We’ve reached the final blog post in the “Successful Start: Designing Your First Week of Class” series. Today’s post follows up on the workbook’s descriptions of various types of student self-assessment activities, the goals of these activities, and how to approach creating one. If you’re just joining us now, here’s the free 60+ page Successful Start workbook which you can use to create your materials for the first week of class. At this point, we’ve covered the syllabus, course schedule, icebreakers, and major class assignments and their instruction sheets. Complimentary YouTube videos for this whole series are also available, with the final video touching upon the benefits of having students complete a self-assessment during week one.
We’ve officially arrived at week four of the “Successful Start” series. So far, we’ve covered the syllabus, the course schedule, and icebreakers. Next week we’ll wrap up with student self-assessments. But today, it’s all about your major class assignments and how to introduce them to your students. In the workbook, I cover standard and nonstandard elements when creating your assignment instruction sheets. In today’s video (embedded in this post), I discuss how I introduce my major assignments to students during the first week of class (and why I do so during week one). In this blog post, I’m going over a few of the major assignment types I’ve used in my courses (examples included), in case you’re stuck on deciding what assignments to include in your courses (or don’t know where to begin). I’ve included my perspective on why I think these assignments work well for students and for instructors, as well.
Today’s post will be a quick read, since I’ve already described in detail seven different icebreaker activities that I’ve used in my classrooms in the workbook that accompanies this five-part series. [For anyone who’s just joining us, we’ve already covered the syllabus and the course schedule elements of the first week of class.] Rather than go over the same icebreaker descriptions again, I thought I’d share a few personal experiences I’ve had with icebreakers instead. I’m also sharing a few additional icebreaker games that can be used with larger student numbers (75+). Let’s go break some ice!
Creating a syllabus is an essential step in preparing for the first week of teaching a college class. But once you know what topics, activities, and texts you WANT to include in your college course, the next step is to figure out if you have the TIME to devote to all that material.
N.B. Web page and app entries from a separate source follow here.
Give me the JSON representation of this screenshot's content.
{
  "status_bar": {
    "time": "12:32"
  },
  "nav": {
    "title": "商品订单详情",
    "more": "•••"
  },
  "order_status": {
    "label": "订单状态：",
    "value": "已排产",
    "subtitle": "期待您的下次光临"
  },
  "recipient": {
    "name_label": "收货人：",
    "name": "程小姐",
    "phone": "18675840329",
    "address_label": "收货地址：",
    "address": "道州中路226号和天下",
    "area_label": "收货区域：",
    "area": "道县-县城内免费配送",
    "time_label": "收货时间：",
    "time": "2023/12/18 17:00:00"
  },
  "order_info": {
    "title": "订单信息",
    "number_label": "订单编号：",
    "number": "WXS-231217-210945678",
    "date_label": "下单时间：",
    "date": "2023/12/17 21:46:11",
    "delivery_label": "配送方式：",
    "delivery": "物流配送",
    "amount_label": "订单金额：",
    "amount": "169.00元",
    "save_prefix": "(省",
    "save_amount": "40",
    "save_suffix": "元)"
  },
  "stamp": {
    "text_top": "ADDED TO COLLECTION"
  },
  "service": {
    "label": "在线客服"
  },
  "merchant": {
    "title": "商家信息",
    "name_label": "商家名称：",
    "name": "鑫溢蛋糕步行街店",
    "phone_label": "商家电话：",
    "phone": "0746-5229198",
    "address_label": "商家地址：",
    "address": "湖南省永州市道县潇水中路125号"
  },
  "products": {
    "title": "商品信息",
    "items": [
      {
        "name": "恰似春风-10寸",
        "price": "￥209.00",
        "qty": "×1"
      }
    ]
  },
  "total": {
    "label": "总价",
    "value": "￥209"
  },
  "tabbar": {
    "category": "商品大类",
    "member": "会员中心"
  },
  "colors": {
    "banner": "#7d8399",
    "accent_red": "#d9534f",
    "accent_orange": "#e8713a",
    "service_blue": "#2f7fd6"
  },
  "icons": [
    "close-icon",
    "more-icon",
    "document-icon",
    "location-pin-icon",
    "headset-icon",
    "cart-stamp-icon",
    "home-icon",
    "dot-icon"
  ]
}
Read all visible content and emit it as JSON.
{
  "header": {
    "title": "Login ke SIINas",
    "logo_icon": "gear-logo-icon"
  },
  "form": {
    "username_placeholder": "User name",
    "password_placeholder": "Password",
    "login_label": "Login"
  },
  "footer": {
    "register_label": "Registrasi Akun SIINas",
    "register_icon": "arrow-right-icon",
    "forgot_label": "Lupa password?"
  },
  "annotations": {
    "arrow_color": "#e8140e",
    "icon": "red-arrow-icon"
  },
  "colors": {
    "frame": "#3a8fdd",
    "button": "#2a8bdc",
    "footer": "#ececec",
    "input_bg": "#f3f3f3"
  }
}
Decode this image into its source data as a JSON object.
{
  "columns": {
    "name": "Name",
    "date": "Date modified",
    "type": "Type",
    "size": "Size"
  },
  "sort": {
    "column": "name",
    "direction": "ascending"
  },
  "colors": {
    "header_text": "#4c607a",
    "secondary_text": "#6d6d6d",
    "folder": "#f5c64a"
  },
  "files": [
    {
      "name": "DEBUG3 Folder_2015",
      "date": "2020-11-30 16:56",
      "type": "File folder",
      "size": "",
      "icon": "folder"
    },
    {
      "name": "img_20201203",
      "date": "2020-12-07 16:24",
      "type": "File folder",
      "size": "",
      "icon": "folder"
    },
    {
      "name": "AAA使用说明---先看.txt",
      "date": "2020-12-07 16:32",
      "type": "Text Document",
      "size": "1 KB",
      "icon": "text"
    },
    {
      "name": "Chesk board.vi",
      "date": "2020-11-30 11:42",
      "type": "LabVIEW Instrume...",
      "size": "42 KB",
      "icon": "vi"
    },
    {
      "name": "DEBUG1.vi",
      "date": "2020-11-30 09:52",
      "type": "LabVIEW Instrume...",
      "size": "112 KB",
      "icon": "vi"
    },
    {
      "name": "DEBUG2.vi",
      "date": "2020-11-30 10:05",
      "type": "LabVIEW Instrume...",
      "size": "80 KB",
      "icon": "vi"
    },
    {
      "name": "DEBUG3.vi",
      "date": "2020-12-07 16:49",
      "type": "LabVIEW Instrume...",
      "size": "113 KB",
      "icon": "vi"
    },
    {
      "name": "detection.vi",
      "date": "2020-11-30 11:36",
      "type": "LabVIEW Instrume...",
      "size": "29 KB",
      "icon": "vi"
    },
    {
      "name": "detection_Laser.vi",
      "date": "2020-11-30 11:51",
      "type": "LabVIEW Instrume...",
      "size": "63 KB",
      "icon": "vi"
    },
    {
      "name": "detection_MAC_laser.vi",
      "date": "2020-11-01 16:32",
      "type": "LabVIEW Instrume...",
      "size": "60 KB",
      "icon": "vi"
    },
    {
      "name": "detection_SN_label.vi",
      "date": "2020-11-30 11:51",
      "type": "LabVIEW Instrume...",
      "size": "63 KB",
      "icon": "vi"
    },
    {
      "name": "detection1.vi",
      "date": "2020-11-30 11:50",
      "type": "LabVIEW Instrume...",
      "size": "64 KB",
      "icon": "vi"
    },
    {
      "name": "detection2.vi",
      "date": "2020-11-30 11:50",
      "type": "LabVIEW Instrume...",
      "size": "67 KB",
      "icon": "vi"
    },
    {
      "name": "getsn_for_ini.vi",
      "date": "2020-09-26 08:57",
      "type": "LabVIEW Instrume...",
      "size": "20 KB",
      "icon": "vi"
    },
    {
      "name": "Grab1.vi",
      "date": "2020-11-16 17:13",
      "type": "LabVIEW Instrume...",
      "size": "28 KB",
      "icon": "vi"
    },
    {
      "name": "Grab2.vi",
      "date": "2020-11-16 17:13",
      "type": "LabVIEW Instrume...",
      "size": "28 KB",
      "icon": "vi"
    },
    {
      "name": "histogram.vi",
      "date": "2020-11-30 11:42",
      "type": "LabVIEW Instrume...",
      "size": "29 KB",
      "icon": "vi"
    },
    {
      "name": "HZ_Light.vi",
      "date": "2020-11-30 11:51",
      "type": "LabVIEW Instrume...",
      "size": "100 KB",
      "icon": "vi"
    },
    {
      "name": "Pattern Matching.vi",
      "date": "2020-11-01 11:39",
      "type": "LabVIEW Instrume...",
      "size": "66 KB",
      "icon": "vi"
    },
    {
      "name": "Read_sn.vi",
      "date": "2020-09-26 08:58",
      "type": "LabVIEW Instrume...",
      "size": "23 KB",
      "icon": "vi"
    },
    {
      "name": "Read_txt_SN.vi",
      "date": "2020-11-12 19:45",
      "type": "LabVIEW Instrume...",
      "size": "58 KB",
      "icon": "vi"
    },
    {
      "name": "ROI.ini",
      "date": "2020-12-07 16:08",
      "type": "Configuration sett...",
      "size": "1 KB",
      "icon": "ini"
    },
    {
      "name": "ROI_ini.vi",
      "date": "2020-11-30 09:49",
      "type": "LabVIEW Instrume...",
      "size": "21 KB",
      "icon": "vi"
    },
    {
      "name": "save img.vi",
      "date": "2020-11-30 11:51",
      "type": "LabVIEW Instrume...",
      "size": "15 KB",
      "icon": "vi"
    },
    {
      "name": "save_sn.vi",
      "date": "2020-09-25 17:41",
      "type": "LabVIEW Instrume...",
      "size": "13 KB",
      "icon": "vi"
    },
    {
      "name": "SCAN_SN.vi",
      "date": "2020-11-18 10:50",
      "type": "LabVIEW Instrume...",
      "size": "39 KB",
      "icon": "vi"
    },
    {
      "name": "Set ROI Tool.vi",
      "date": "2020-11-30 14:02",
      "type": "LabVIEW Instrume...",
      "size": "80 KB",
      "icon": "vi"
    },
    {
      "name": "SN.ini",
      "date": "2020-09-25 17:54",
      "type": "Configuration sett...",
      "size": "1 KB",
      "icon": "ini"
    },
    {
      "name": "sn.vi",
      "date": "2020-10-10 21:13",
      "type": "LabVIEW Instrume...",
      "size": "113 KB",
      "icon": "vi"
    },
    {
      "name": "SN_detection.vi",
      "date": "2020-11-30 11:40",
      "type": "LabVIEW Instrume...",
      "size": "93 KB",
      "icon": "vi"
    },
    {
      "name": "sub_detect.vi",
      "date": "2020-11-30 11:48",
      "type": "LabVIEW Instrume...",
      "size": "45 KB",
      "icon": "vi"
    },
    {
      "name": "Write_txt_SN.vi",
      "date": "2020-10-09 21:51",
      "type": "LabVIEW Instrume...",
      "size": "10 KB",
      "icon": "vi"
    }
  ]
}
As such, the second part of my “Successful Start” series focuses on structuring a college course schedule. In the workbook, I go over my step-by-step process of brainstorming what to include in a course and drafting a full course schedule. Drafting a course schedule that actually has enough time allotted for everything that needs to be covered (or that you want to cover) is an essential step in preparing to teach a new course. In today’s post, I provide four examples of course schedules I’ve created. Let’s take a look behind the scenes of designing these documents.
The course syllabus is often considered to be the most important document in a college course, because it lays down foundational information for your students on the first day of class. As such, the syllabus is the first “College Course Week 1” element discussed in the “Successful Start” workbook and series. [Here’s more information on the series, and here’s the link to the workbook.] Since the workbook covers brainstorming and drafting what elements you need and want in your course syllabus, in today’s post, I’ve provided examples of syllabus elements that I’ve used, along with my commentary on these elements. In today’s video (embedded at the end of this post), I focus on how my students have influenced my syllabus creation process.
Here’s a video all about the theme for the next five weeks of my blog! Not a video watcher? I recap the content in this post, too. Here’s the link to access the workbook, if you don’t already have access to our resource library.